Throughout the material below, tally the lines containing "QLEAVE" and give the total with no accompanying text.

Start of DATA FOR REVIEW

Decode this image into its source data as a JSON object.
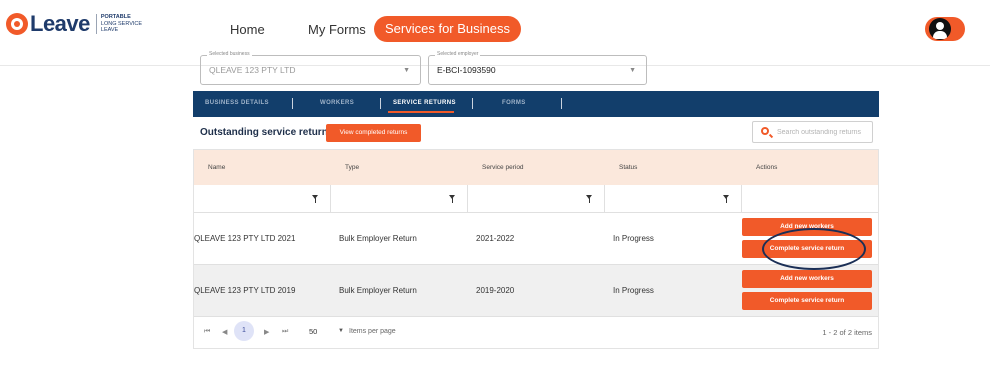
{
  "brand": {
    "name": "Leave",
    "tagline": [
      "PORTABLE",
      "LONG SERVICE",
      "LEAVE"
    ]
  },
  "nav": {
    "home": "Home",
    "my_forms": "My Forms",
    "services": "Services for Business"
  },
  "selectors": {
    "business_label": "Selected business",
    "business_value": "QLEAVE 123 PTY LTD",
    "employer_label": "Selected employer",
    "employer_value": "E-BCI-1093590"
  },
  "tabs": [
    "BUSINESS DETAILS",
    "WORKERS",
    "SERVICE RETURNS",
    "FORMS"
  ],
  "active_tab": "SERVICE RETURNS",
  "toolbar": {
    "title": "Outstanding service returns",
    "completed_button": "View completed returns",
    "search_placeholder": "Search outstanding returns"
  },
  "table": {
    "columns": [
      "Name",
      "Type",
      "Service period",
      "Status",
      "Actions"
    ],
    "rows": [
      {
        "name": "QLEAVE 123 PTY LTD 2021",
        "type": "Bulk Employer Return",
        "period": "2021-2022",
        "status": "In Progress",
        "add_workers": "Add new workers",
        "complete": "Complete service return"
      },
      {
        "name": "QLEAVE 123 PTY LTD 2019",
        "type": "Bulk Employer Return",
        "period": "2019-2020",
        "status": "In Progress",
        "add_workers": "Add new workers",
        "complete": "Complete service return"
      }
    ]
  },
  "pager": {
    "current_page": "1",
    "page_size": "50",
    "items_per_page_label": "Items per page",
    "info": "1 - 2 of 2 items"
  },
  "colors": {
    "accent": "#f15a29",
    "navy": "#123e6b",
    "header_row": "#fbe8dc"
  }
}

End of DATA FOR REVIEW

__RESULT__
3